On this day in 1953, Soviet troops crushed an uprising by workers in East Berlin. As of June 16th, construction workers had been demonstrating for fair pay and working hours, and would be joined by thousands more dissidents over the next 24 hours. A crowd of some 50,000 striking workers made their way through the streets of East Berlin toward various parliamentary buildings. Soviet commanders, declaring martial law, oversaw military action against the crowd as the Red Army shot perhaps 100 civilians, killing many. Numerous East German citizens would subsequently migrate West. By the time of the building of the Berlin Wall in 1961, approximately 20% of the population of the DDR had emigrated.
This week in history: on the 6th of June 1944, over 150,000 troops from 13 countries would land on the coast of Normandy, enacting ‘Operation Neptune’ on what has come to be known as ‘D-Day’. Airbone and amphibious landings were made, overwhelming Erwin Rommel’s forces, with 4,000 Allied troops, 1,000 German troops and 3,000 civilians killed in the first 24 hours of history’s largest coastal invasion.
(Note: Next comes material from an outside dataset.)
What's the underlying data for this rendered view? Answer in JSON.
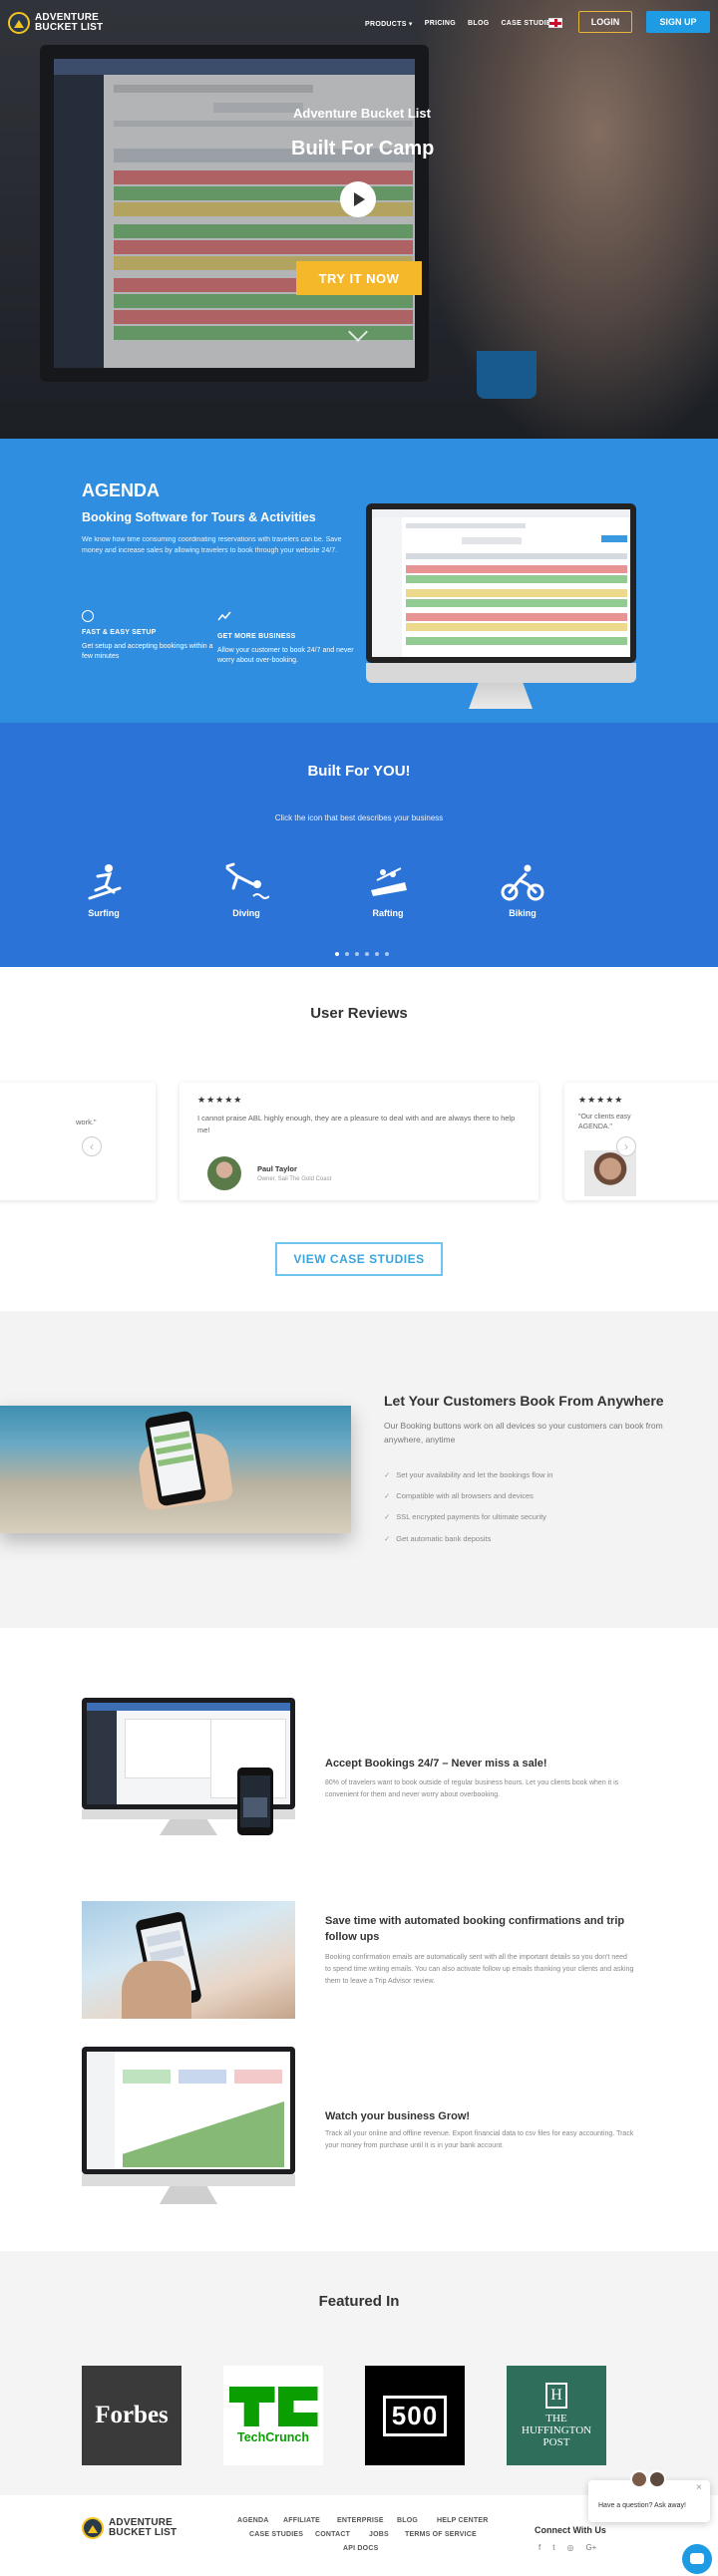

The foothold gained by the Allies on this day would enable them to advance toward Western Germany in the subsequent weeks.
This week in history: on the 5th of June 1947, in a speech before students of Harvard University, U.S. Secretary of State George C. Marshall outlined his plan for the economic recovery of Western Europe post-World War II. In March 1948, the United States Congress passed the Economic Co-Operation Act (or Marshall Plan) which would provide over $12 billion of aid to Europe during the subsequent four years.